And how did she cope with loneliness and longing? She recommends Skype, FaceTime and other such platforms through which you can video-call anyone for help or just to say hi. For help with daily chores like washing, ironing, storing and cleaning, there’s a ton of information available online (or, in most cases, you learn these things instinctively).
We also spoke to Garima Mittal, 32-year-old computer professional living in North Carolina. She is quite upbeat about living abroad with just few things that need to be kept in mind. As she puts it, “(Finding a) residence near your workplace or college is of utmost importance. Not only does this save travel time but money also.” Regarding daily chores she suggests, “There are usually induction cooktops available; there’s no gas stove in foreign countries. Start doing your cooking on low heat. For all decoration related things (to do up your house), visit the dollar stores.” Dollar stores sell several knick-knacks at a low cost, so you can do most of your shopping there. You’ll also find convenience stores like 7-Eleven at every nook and corner to buy everyday stuff like healthcare products, quick microwave meals and more.

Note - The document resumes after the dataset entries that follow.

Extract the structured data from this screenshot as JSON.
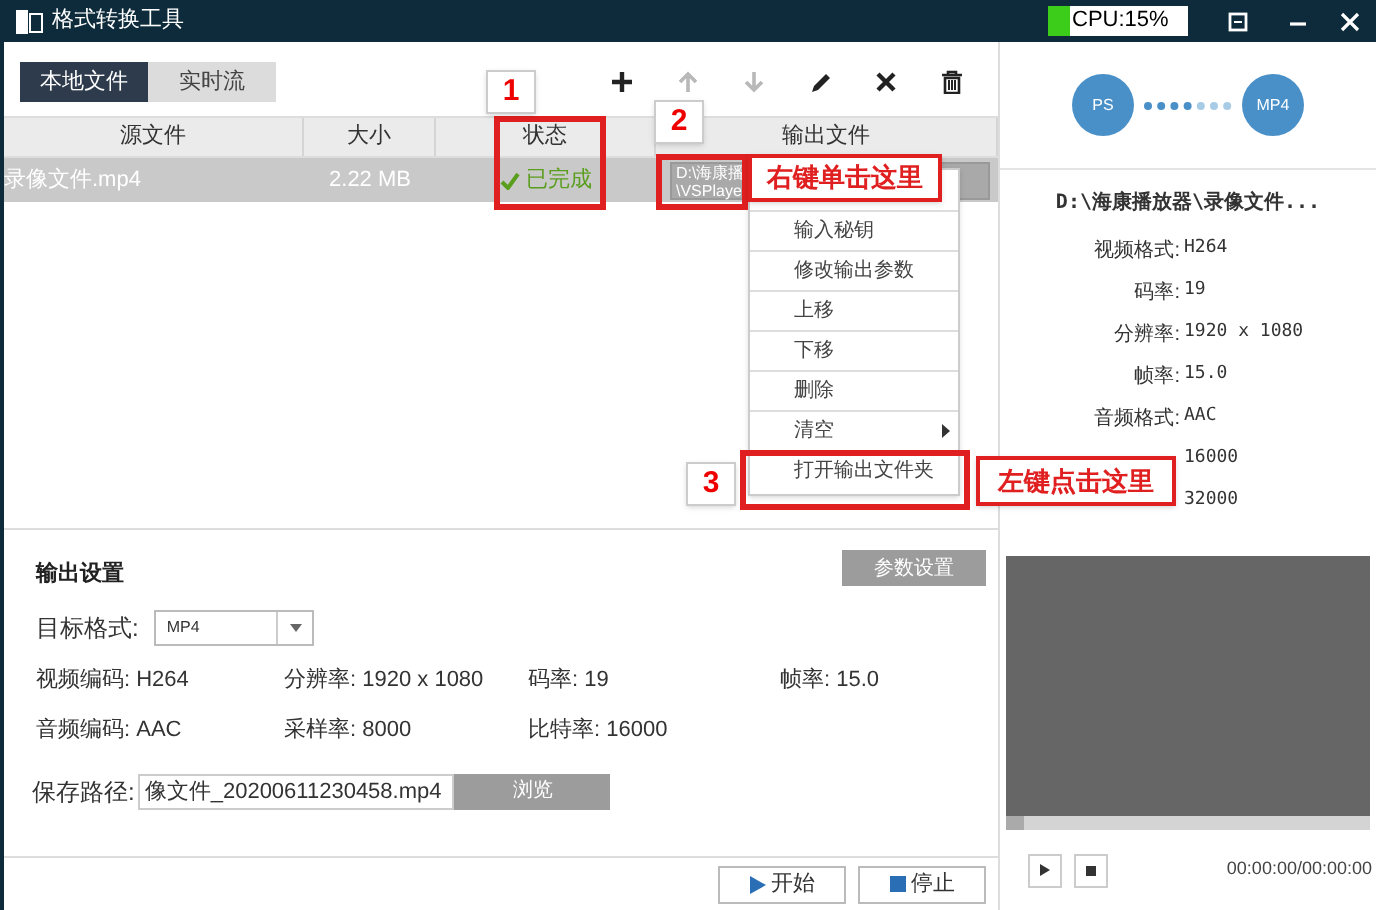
{
  "window": {
    "title": "格式转换工具",
    "cpu": {
      "label": "CPU:15%",
      "level": 0.15
    }
  },
  "tabs": [
    {
      "label": "本地文件",
      "selected": true
    },
    {
      "label": "实时流",
      "selected": false
    }
  ],
  "toolbar": [
    {
      "kind": "add",
      "disabled": false
    },
    {
      "kind": "up",
      "disabled": true
    },
    {
      "kind": "down",
      "disabled": true
    },
    {
      "kind": "edit",
      "disabled": false
    },
    {
      "kind": "remove",
      "disabled": false
    },
    {
      "kind": "trash",
      "disabled": false
    }
  ],
  "table": {
    "columns": [
      "源文件",
      "大小",
      "状态",
      "输出文件"
    ],
    "rows": [
      {
        "selected": true,
        "source": "录像文件.mp4",
        "size": "2.22 MB",
        "status": "已完成",
        "output": [
          "D:\\海康播",
          "\\VSPlaye"
        ]
      }
    ]
  },
  "context_menu": [
    {
      "label": "输入秘钥",
      "submenu": false
    },
    {
      "label": "修改输出参数",
      "submenu": false
    },
    {
      "label": "上移",
      "submenu": false
    },
    {
      "label": "下移",
      "submenu": false
    },
    {
      "label": "删除",
      "submenu": false
    },
    {
      "label": "清空",
      "submenu": true
    },
    {
      "label": "打开输出文件夹",
      "submenu": false
    }
  ],
  "annotations": {
    "markers": [
      "1",
      "2",
      "3"
    ],
    "callouts": [
      "右键单击这里",
      "左键点击这里"
    ]
  },
  "output_settings": {
    "title": "输出设置",
    "params_button": "参数设置",
    "target_format": {
      "label": "目标格式:",
      "value": "MP4"
    },
    "specs": [
      [
        "视频编码: H264",
        "分辨率: 1920 x 1080",
        "码率: 19",
        "帧率: 15.0"
      ],
      [
        "音频编码: AAC",
        "采样率: 8000",
        "比特率: 16000"
      ]
    ],
    "save_path": {
      "label": "保存路径:",
      "value": "像文件_20200611230458.mp4",
      "button": "浏览"
    }
  },
  "actions": [
    {
      "kind": "play",
      "label": "开始"
    },
    {
      "kind": "stop",
      "label": "停止"
    }
  ],
  "preview": {
    "from": "PS",
    "to": "MP4",
    "path": "D:\\海康播放器\\录像文件...",
    "info": [
      {
        "label": "视频格式:",
        "value": "H264"
      },
      {
        "label": "码率:",
        "value": "19"
      },
      {
        "label": "分辨率:",
        "value": "1920 x 1080"
      },
      {
        "label": "帧率:",
        "value": "15.0"
      },
      {
        "label": "音频格式:",
        "value": "AAC"
      },
      {
        "value": "16000"
      },
      {
        "value": "32000"
      }
    ],
    "time": "00:00:00/00:00:00"
  }
}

Sweta also discusses the issues regarding safety, because you shouldn’t be caught off guard when you visit another country. She says, “Although safety is not at all an issue, I’m still cautious of people around. Homosexuality is common here. So, think before you raise your brows.” Keep an open mind and don’t judge people who are different from you, just as you wouldn’t like to be judged. There’s strict policing in most Western countries so you don’t have to be worried, but it doesn’t hurt to stay alert.
The two girls throw light on an often-ignored issue, loneliness and depression. Although you meet new people, you continue to long for the ones you’ve left behind. According to Sweta, when you feel low, don’t let it get out of hand. Seek help immediately. Garima suggests you keep yourself busy with certain activities or hobbies that you truly enjoy. That way, you also meet new people and avoid being alone at home. Go out, play some sports, make friends (a friendly approach is welcomed by anyone in the world), indulge in good music and books, and you are sure going to sail through.
As both the girls suggest, keep reminding yourself of why you decided to live abroad in the first place—what are the long-term benefits of this decision? Once you’re convinced about your own decision, you’ll learn to accept changes and be open to this new phase of life. Who knows, you might even start enjoying the foreign land more than you did your hometown!
Image Credit: Nikhil Mudaliar